Website and app data records:

##########

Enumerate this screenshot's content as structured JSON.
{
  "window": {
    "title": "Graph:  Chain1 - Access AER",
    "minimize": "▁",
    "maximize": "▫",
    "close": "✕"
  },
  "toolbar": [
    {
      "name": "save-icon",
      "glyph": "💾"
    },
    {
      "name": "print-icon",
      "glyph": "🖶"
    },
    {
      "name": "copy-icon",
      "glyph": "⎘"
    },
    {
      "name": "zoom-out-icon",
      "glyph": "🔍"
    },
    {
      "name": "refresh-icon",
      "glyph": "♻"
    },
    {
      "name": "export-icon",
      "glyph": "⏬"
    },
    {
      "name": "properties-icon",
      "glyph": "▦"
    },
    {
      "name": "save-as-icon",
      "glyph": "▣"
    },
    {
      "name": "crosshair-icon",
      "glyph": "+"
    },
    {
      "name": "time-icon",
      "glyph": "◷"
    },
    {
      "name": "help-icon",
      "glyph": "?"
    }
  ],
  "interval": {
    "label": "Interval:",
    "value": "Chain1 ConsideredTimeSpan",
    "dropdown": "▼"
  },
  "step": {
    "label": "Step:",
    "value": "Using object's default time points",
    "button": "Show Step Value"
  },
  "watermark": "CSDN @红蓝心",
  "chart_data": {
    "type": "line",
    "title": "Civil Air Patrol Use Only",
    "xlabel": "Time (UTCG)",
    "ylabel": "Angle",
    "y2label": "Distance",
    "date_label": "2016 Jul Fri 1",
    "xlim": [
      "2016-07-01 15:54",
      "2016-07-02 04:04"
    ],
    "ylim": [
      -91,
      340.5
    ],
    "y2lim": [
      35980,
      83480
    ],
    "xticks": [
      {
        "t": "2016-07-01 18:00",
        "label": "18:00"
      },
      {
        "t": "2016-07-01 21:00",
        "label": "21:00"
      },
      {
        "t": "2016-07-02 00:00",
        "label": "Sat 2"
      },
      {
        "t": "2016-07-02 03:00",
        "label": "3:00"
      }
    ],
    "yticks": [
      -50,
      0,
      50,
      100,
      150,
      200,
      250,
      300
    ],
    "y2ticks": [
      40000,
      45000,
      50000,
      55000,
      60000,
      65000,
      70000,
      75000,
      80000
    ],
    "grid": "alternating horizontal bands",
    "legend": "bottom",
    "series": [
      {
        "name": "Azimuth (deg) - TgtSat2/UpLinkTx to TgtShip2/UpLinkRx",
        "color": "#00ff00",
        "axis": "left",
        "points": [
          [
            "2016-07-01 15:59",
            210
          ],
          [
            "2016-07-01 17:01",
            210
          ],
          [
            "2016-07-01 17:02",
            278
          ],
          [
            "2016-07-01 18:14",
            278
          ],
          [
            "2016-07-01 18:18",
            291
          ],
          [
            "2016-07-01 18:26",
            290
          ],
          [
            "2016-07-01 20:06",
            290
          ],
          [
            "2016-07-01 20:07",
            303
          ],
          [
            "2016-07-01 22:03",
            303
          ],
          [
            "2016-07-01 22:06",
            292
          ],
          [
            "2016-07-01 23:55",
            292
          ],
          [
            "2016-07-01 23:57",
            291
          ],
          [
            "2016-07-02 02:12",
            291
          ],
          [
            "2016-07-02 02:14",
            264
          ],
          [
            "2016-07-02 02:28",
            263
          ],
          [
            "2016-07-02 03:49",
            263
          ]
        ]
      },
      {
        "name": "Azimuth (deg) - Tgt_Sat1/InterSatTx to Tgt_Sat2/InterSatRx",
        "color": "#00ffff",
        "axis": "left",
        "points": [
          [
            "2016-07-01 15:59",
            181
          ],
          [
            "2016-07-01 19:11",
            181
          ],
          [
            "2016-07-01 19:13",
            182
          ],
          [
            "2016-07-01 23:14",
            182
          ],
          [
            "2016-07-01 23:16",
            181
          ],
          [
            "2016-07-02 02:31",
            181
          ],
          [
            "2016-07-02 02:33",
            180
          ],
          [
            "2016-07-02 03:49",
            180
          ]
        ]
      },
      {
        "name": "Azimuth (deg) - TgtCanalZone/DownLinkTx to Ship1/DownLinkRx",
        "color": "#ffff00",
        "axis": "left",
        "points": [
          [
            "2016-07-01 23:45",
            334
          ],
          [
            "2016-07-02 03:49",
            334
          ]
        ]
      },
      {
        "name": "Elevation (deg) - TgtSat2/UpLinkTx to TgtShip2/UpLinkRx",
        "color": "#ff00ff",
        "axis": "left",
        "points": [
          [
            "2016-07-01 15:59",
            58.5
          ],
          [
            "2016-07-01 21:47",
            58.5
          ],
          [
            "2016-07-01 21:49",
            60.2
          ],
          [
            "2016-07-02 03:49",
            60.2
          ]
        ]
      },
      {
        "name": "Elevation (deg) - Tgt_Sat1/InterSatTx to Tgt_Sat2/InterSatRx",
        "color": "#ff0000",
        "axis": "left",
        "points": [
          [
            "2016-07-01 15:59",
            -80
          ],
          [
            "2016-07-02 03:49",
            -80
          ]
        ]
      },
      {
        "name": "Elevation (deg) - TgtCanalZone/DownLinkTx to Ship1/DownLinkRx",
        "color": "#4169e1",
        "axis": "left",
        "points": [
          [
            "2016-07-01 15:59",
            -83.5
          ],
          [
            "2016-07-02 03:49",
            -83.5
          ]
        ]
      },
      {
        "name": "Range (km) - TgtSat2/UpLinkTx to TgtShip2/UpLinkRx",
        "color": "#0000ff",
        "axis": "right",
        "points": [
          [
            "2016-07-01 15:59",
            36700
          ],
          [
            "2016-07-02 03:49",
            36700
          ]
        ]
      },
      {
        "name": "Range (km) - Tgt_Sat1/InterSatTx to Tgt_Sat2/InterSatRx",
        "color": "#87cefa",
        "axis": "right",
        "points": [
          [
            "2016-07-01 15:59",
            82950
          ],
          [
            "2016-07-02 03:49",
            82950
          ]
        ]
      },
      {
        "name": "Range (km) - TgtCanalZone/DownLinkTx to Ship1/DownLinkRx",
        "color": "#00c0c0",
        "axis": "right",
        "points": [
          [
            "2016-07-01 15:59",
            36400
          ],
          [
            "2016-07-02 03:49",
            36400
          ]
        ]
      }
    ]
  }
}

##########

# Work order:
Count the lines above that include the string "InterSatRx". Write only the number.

# Expected answer:
3